§ **INPUT DATA**
===============

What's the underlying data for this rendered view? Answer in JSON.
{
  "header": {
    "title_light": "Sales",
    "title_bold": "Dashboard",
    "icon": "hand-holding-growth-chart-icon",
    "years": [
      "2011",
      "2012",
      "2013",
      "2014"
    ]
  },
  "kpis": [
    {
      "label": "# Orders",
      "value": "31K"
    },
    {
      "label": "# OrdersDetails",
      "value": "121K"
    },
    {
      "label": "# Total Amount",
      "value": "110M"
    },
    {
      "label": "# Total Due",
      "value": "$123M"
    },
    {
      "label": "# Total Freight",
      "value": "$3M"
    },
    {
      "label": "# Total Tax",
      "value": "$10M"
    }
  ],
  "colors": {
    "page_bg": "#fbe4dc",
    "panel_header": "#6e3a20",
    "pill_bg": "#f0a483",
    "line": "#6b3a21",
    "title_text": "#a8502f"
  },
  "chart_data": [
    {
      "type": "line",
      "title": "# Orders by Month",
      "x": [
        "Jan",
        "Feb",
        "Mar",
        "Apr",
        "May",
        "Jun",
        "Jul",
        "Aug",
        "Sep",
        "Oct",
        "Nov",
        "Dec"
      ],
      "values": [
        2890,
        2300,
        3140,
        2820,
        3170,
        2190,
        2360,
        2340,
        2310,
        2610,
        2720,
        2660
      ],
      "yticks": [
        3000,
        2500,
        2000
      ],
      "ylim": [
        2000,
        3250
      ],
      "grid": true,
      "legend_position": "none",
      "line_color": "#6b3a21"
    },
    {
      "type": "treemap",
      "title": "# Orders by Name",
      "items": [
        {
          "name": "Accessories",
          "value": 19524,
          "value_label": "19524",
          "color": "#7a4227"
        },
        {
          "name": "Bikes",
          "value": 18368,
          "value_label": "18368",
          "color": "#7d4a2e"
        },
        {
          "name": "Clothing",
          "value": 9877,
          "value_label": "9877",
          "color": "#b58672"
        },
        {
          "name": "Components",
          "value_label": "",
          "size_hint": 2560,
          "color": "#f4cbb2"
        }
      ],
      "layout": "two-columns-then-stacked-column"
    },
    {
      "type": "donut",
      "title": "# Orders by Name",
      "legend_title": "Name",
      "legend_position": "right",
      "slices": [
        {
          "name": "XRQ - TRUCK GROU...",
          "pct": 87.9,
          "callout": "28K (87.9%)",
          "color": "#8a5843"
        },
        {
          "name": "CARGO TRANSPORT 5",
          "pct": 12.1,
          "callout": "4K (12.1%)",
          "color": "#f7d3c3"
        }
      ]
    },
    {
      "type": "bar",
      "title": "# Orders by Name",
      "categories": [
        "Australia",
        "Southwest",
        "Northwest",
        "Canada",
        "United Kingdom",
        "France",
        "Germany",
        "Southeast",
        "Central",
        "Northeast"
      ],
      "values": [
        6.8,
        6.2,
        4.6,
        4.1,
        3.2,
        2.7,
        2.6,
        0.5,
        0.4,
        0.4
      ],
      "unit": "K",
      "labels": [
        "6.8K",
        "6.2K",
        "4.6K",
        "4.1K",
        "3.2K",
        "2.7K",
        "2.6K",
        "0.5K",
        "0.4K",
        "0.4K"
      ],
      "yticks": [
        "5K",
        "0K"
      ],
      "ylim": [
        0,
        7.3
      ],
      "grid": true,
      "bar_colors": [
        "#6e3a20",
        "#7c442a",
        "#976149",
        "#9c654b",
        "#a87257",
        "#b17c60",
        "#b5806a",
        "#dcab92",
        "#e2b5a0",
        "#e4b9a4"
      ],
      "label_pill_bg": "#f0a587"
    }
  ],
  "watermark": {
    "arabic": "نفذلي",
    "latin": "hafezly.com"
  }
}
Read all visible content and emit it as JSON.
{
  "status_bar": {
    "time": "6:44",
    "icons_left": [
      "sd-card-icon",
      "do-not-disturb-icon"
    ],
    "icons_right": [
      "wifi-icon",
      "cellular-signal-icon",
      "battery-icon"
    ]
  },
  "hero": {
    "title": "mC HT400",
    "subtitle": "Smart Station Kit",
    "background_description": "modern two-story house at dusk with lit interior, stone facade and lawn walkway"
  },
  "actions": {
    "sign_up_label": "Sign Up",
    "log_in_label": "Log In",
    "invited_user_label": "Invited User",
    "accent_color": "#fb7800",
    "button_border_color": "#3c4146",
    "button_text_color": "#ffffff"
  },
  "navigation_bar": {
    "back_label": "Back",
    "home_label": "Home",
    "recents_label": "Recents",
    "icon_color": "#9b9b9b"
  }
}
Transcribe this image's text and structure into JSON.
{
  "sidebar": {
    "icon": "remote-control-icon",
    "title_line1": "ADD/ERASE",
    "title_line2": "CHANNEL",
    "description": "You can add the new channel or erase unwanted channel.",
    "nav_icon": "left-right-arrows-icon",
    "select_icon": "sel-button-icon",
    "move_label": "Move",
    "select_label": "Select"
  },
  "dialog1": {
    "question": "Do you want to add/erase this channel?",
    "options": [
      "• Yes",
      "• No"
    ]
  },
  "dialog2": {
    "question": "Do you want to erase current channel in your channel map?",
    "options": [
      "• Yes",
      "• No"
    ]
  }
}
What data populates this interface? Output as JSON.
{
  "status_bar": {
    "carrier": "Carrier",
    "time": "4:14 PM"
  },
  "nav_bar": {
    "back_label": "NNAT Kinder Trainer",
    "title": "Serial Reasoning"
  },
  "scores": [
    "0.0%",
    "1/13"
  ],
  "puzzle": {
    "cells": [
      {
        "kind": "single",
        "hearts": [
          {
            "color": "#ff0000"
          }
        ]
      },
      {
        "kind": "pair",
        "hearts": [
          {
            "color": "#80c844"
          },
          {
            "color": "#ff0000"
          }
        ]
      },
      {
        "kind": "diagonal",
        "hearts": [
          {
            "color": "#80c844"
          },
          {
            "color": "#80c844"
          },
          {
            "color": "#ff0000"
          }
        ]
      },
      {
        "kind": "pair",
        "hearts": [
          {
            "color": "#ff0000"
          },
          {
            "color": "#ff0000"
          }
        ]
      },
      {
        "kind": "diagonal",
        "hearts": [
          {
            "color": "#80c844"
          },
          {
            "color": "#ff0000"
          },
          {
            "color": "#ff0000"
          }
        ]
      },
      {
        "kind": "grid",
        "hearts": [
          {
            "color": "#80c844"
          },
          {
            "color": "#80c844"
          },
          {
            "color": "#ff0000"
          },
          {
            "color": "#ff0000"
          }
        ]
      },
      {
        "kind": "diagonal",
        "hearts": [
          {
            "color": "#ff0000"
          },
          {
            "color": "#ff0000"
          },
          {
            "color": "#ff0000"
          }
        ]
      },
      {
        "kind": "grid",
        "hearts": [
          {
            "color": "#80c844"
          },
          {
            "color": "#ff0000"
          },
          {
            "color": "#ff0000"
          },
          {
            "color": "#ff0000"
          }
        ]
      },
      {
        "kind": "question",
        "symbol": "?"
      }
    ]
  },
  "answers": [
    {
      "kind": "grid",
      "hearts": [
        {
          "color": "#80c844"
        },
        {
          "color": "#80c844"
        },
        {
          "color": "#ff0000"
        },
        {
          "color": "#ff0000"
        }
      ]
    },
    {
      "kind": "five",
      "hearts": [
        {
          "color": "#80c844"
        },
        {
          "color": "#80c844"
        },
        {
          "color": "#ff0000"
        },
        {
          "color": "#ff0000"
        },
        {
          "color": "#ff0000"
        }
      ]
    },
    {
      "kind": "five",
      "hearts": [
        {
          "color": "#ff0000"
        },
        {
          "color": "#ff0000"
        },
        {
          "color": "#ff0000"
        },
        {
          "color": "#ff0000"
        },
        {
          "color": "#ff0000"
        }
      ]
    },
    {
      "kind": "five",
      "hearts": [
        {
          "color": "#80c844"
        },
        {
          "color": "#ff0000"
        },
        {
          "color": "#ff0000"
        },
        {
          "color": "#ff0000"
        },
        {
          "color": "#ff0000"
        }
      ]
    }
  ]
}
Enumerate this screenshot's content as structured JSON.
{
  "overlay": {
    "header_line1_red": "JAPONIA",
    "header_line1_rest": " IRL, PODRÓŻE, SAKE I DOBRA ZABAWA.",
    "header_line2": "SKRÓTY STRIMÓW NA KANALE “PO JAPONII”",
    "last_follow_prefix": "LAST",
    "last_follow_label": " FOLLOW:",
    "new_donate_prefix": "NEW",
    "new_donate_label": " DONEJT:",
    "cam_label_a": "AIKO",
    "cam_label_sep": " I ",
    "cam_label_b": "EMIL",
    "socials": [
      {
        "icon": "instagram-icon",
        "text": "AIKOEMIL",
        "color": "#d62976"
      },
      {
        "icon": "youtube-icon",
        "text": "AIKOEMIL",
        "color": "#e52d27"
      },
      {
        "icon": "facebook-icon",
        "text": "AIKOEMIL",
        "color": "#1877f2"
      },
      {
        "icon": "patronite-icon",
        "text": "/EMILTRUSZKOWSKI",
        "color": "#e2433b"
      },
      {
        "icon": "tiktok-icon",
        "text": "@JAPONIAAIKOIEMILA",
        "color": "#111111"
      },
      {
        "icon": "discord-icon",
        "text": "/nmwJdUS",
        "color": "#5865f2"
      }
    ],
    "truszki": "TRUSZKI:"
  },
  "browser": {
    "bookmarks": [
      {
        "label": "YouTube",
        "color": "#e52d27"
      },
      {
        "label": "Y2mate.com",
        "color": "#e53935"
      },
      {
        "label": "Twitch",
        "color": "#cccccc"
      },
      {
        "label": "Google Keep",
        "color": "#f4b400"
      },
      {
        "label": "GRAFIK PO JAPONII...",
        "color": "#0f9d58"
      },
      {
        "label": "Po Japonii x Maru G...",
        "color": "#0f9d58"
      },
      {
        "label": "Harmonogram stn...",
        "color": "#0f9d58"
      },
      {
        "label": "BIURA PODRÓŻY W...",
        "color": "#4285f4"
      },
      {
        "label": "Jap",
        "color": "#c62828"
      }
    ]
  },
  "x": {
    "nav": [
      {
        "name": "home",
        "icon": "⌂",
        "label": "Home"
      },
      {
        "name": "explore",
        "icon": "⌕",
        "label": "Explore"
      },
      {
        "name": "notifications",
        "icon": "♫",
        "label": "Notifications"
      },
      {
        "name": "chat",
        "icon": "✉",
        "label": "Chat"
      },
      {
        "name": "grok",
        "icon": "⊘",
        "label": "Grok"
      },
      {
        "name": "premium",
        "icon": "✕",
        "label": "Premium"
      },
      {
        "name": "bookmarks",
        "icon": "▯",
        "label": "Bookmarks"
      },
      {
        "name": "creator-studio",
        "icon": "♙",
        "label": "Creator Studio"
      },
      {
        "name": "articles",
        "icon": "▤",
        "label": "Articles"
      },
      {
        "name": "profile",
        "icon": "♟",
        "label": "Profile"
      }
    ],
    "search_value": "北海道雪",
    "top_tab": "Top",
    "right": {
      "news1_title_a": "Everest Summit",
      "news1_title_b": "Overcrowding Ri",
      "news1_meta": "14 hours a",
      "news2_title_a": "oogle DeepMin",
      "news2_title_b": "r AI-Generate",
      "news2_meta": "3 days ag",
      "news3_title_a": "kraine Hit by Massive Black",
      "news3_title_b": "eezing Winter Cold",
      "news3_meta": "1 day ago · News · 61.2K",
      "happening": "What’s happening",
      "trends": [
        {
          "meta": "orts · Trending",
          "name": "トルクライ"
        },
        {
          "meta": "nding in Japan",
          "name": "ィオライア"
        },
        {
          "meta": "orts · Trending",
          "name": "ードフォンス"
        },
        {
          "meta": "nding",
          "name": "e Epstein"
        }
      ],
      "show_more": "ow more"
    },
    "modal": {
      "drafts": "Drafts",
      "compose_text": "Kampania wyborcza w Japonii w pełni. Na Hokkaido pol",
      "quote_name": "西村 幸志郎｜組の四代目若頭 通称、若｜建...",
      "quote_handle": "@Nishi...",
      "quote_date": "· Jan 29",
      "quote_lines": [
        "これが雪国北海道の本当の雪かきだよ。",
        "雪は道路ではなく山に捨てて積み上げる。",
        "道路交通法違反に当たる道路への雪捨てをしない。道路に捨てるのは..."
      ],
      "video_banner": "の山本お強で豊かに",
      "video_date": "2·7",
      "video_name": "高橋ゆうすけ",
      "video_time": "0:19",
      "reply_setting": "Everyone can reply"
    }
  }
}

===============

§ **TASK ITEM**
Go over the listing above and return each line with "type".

§ **EXERCISE RESPONSE**
      "type": "line",
      "type": "treemap",
      "type": "donut",
      "type": "bar",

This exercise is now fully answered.